The Handbook begins with the definition of market power and an introduction to the role market power plays in plays in cases brought under the principal antitrust statutes. Following chapters discuss the fundamental economic doctrines related to market power, the role of market power in market definition, and the measurement and interpretation of market shares and market concentration. The Handbook concludes with chapters discussing the characteristics of markets (such as differentiated products and barriers to entry) that affect the ability of firms to attain or exercise market power.

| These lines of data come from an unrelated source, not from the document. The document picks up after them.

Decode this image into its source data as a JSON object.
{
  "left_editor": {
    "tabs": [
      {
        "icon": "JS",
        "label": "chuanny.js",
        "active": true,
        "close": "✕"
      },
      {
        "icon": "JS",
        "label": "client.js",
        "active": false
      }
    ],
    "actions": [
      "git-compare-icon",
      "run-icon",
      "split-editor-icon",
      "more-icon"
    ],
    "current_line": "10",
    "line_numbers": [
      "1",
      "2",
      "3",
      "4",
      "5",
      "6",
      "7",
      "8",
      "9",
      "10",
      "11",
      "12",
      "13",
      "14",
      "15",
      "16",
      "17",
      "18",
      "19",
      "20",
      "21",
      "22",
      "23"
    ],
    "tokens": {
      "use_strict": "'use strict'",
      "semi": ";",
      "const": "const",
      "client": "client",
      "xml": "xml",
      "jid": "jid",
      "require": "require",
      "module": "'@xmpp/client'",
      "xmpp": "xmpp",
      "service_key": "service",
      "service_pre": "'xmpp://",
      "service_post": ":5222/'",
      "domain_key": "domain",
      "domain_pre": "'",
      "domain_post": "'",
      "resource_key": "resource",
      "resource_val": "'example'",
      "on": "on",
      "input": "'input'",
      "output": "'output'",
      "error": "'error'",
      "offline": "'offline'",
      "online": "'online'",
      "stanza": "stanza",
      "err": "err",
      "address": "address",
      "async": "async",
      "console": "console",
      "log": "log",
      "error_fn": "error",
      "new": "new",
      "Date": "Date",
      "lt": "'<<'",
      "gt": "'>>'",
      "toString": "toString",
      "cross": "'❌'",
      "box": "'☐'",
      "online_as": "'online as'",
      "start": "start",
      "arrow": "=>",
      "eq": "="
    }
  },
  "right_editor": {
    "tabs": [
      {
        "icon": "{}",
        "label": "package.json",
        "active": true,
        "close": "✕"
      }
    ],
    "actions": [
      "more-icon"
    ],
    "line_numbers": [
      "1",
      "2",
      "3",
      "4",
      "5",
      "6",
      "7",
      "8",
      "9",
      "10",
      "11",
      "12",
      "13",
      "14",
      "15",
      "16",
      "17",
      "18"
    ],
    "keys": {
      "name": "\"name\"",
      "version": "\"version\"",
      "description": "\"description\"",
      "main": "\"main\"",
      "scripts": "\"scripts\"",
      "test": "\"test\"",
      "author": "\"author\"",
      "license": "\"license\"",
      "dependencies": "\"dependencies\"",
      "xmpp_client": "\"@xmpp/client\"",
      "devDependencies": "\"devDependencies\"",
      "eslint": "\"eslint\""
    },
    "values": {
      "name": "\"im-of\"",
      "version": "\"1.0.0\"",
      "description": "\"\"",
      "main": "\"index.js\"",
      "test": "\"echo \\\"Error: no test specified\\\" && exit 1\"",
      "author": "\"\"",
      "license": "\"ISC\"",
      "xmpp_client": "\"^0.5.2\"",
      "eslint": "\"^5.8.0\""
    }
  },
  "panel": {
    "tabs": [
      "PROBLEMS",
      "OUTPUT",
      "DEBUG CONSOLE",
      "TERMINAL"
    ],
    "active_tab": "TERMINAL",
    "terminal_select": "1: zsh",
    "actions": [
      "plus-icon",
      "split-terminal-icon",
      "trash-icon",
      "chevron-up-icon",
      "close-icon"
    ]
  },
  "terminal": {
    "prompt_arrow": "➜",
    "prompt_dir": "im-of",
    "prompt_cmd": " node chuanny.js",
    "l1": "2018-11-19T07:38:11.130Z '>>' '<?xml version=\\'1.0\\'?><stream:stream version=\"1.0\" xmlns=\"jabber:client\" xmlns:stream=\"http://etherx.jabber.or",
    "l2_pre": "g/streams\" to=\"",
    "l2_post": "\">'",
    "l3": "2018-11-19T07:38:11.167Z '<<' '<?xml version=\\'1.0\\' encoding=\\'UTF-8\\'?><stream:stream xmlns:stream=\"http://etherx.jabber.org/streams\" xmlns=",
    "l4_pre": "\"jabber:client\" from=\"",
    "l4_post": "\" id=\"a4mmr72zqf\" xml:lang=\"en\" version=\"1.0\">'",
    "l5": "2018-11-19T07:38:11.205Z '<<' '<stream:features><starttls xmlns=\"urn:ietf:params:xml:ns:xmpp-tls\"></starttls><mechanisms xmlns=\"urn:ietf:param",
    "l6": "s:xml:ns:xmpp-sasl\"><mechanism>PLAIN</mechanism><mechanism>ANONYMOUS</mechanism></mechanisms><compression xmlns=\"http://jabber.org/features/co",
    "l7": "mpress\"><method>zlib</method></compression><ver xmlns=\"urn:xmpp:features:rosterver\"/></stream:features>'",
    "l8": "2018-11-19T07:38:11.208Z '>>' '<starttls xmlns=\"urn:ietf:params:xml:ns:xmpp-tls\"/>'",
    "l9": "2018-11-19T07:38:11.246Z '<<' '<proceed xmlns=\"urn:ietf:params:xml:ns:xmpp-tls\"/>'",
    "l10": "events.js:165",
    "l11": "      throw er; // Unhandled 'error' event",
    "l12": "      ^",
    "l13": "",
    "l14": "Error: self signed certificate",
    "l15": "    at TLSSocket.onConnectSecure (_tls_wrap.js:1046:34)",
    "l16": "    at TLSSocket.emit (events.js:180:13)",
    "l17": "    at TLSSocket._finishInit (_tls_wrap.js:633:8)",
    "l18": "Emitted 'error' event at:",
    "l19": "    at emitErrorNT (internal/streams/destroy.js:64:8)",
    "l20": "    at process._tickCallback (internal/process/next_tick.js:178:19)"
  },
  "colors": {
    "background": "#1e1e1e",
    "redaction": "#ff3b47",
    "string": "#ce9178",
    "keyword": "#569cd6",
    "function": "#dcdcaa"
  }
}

Included in the Handbook are extensive discussions of issues such as the determination of whether market power exists in narrow product markets (often referred to as "submarkets"), the use of market power screens, "lock in" as a source of market power, and the analysis of market power in network markets. The second edition is updated to include discussions of the new 2010 Merger Guidelines and reflect the latest case law involving the issue of market power.